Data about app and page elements
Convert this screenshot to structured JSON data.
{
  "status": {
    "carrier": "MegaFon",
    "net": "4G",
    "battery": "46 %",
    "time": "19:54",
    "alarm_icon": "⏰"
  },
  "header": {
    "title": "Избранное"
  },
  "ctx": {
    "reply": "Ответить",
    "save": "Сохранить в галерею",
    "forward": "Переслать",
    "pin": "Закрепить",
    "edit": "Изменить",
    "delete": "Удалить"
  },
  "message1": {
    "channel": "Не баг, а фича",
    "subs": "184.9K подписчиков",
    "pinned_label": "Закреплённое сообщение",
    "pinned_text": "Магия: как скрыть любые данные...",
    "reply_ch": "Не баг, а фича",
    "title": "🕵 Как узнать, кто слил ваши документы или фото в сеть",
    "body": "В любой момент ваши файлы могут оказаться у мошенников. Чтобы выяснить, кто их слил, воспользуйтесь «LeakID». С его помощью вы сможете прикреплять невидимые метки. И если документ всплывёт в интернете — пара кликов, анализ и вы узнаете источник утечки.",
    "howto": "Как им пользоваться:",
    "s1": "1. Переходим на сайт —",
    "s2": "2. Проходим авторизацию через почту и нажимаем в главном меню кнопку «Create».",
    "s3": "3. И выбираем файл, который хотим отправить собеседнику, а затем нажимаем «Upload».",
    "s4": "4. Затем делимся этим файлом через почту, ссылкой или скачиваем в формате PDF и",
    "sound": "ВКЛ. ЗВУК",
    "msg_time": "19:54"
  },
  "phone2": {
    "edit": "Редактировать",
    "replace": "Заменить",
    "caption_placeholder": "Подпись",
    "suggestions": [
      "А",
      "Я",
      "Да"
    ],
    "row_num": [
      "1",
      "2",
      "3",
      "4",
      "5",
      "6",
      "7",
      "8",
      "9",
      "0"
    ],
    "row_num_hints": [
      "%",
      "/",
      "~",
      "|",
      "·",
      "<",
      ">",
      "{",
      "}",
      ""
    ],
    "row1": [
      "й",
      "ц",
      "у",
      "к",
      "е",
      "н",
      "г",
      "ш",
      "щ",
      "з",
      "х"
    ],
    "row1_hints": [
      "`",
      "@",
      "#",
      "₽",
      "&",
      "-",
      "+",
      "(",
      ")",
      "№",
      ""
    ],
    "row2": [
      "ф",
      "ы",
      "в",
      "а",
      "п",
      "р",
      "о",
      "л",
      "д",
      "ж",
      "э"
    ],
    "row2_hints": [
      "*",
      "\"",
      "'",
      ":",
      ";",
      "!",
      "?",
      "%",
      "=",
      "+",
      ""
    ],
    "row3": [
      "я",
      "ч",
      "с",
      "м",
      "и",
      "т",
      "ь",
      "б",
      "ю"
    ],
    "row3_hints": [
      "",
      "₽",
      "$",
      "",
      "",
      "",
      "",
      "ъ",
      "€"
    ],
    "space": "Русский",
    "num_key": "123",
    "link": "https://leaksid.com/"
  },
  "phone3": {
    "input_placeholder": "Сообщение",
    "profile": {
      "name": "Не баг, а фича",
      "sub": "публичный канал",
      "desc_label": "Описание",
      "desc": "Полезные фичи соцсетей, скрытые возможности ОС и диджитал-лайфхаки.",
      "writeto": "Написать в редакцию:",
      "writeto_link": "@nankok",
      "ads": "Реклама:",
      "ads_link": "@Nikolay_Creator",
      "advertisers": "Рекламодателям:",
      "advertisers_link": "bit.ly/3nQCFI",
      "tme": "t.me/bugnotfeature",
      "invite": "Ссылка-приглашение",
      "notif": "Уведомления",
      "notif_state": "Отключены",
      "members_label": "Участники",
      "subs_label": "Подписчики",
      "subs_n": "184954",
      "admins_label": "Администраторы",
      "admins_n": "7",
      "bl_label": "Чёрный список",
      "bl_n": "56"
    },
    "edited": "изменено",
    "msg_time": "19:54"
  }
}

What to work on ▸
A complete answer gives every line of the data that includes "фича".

Output for this exercise ▸
    "channel": "Не баг, а фича",
    "reply_ch": "Не баг, а фича",
      "name": "Не баг, а фича",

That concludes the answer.